The letter to shareholders is a clear indication that the government is on shaky legal ground. Even if the City of Tallinn only acted unlawfully in the matter of the post-privatization regime, those terms were a full component of the terms of privatization and their cancellation entitles Tallinna Vesi to seek legal remedy either from the City of the Government. If the Competition Authority has the power to vary the terms of the original agreement, why has it acted in such secrecy- failing, as the Company alleges, to even communicate with the Tallinna Vesi board? Meanwhile, the company insists that it has acted in good faith and has more than matched the investment expectations laid upon it since the Privatization took place. If the company has indeed acted in good faith, why- except for purely short term party political reasons- is Estonia seeking to vary the terms?
To my mind the government of Estonia risks getting itself into real trouble: any future privatization will now be considered in the light that the government may subsequently unilaterally alter the terms. This imposes a political risk which substantially increases the cost of investing in Estonia. From the point of view of Estonia, this reduces the price that investors are prepared to pay for Estonian assets. Secondly, acquiring a reputation of being investor unfriendly is something that, once established in investor perception, is very difficult to shake off.
It is in this light that allegations of corruption acquire a more sinister tone.

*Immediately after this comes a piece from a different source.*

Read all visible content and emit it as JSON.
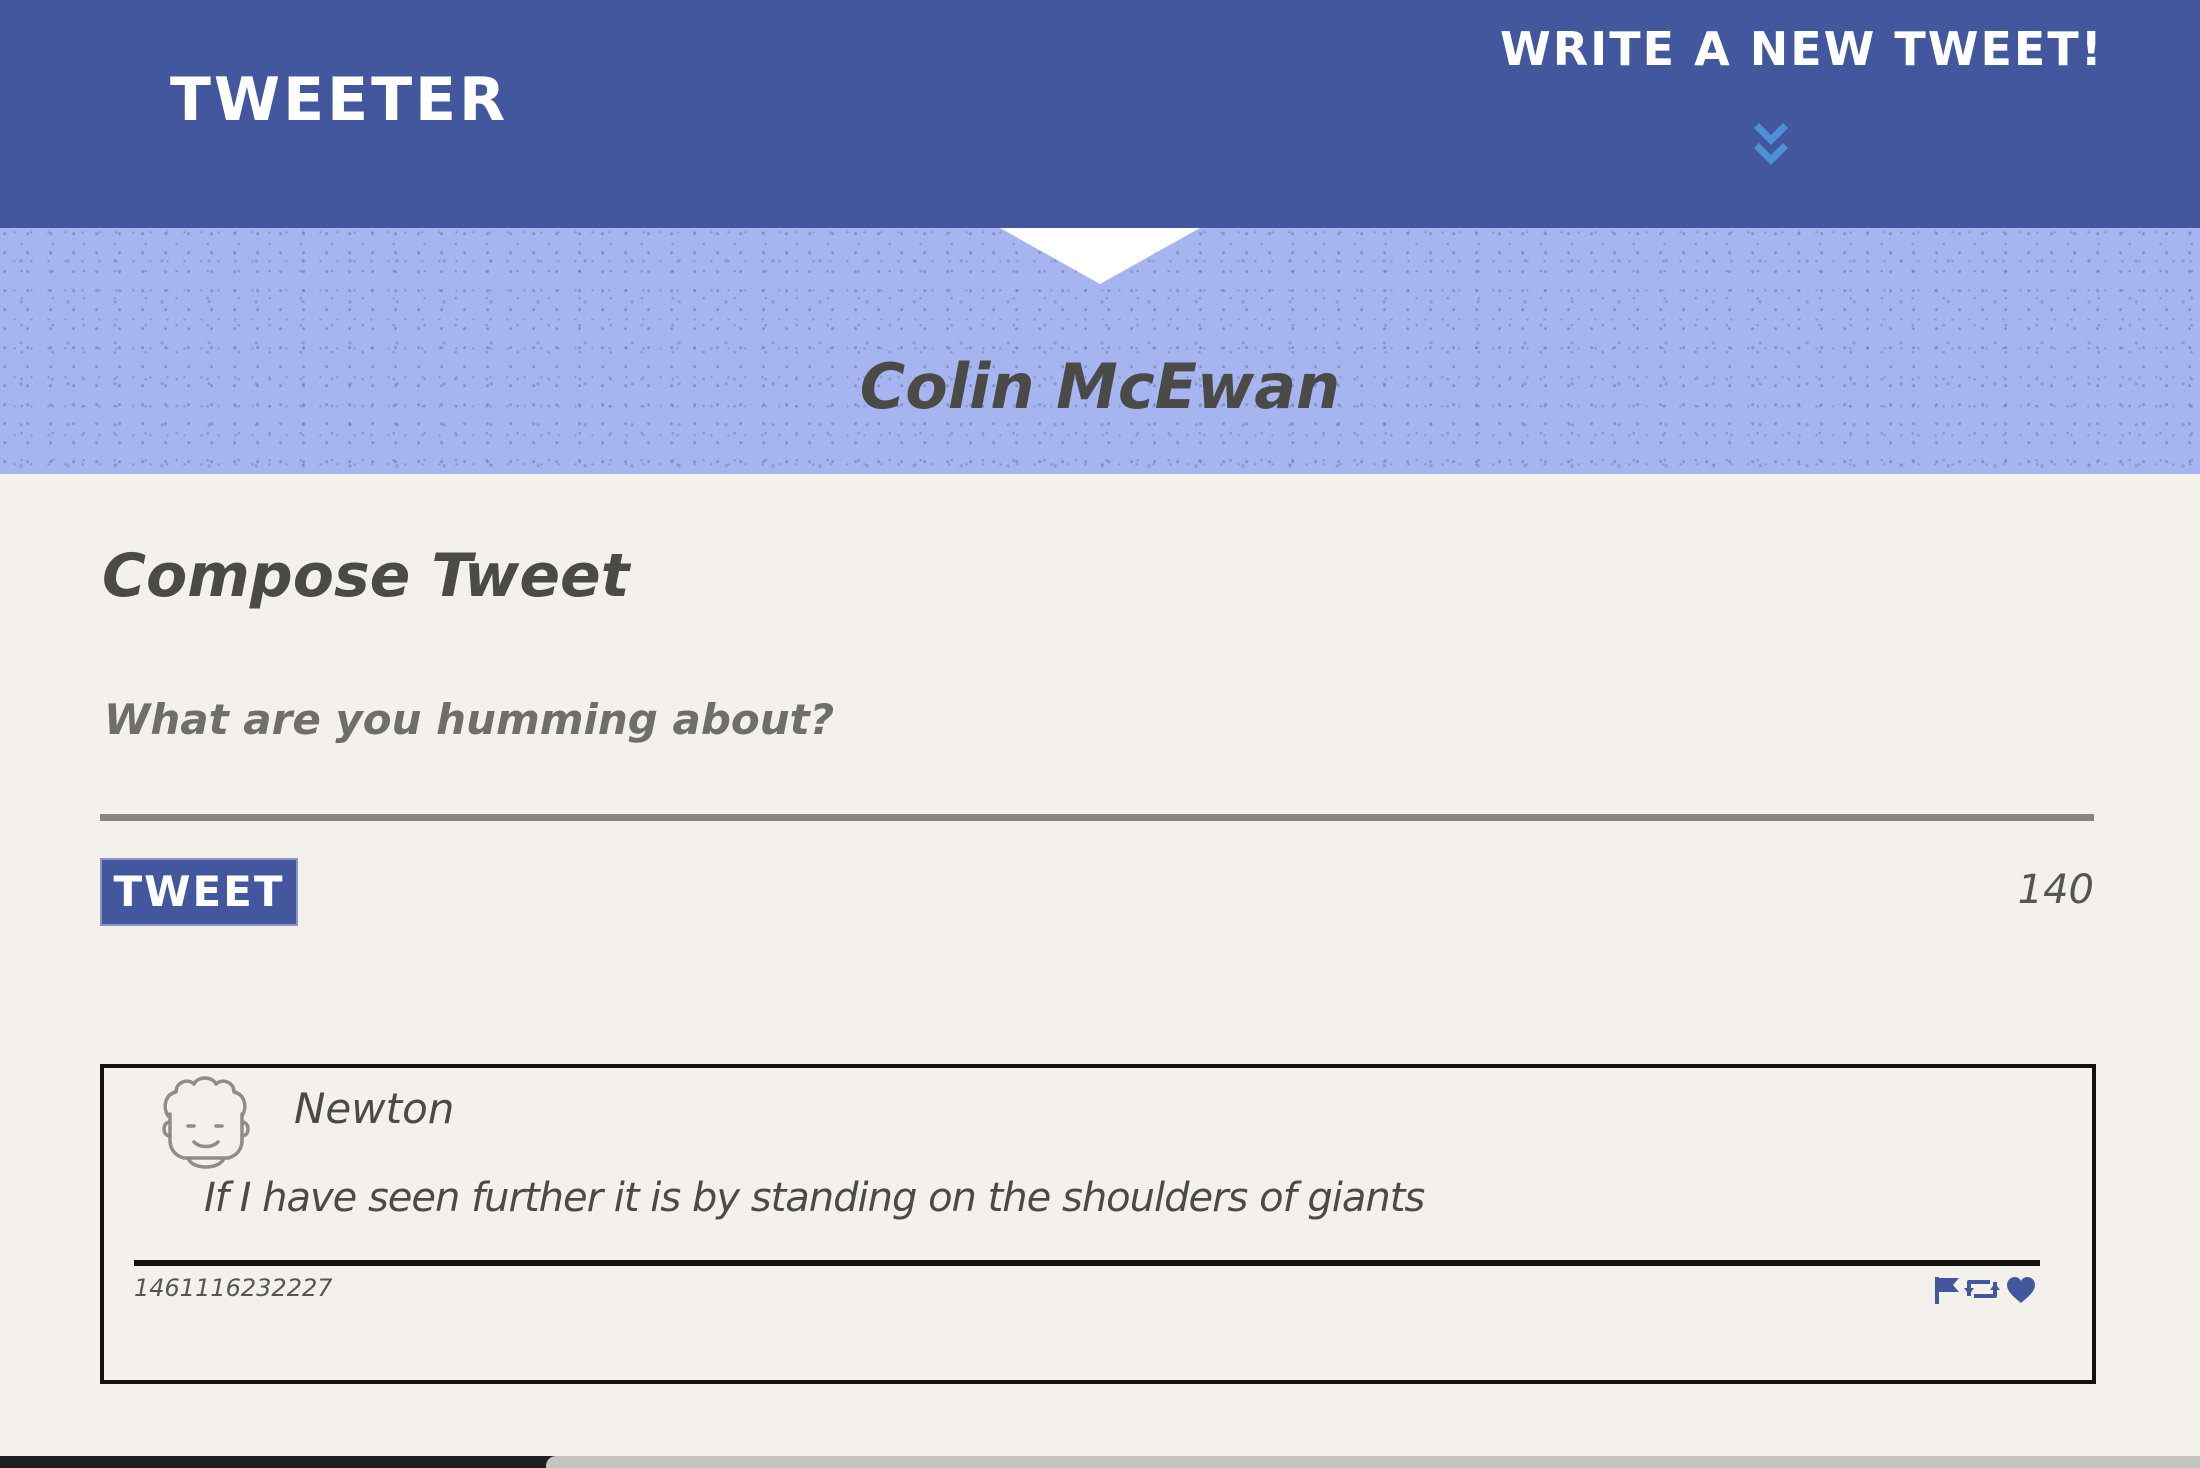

Estonia is not a perfect state of laws- no country is. Yet, there has been a growing sense that a few bad apples have the potential to cause significant future problems. The price increases that the Tallinn Water company propose are unquestionably politically unpopular, but attempting by personal fiat to alter them opens to the door to changes by subsequent ministers that may be rooted more in personal gain than political popularity. It is critical that Estonia keeps her reputation for fair dealing and honesty.
There is now a breakdown in trust between the shareholders of Tallinna Vesi and the Government of Estonia. This may be remedied in the courts, but if the Government were to lose, despite the warnings they have received, then it may take a lot more than a ministerial resignation or two to repair the damage. Even a legal victory for the government, doubtless after years of litigation, would be a Pyrrhic victory- it would show the government failed to communicate to investors, and was unprepared to address legitimate grievances.
Having one privatization - Estonian Rail- fail, might be considered a misfortune. To have Tallinna Vesi fail too looks like a lot more than simple carelessness.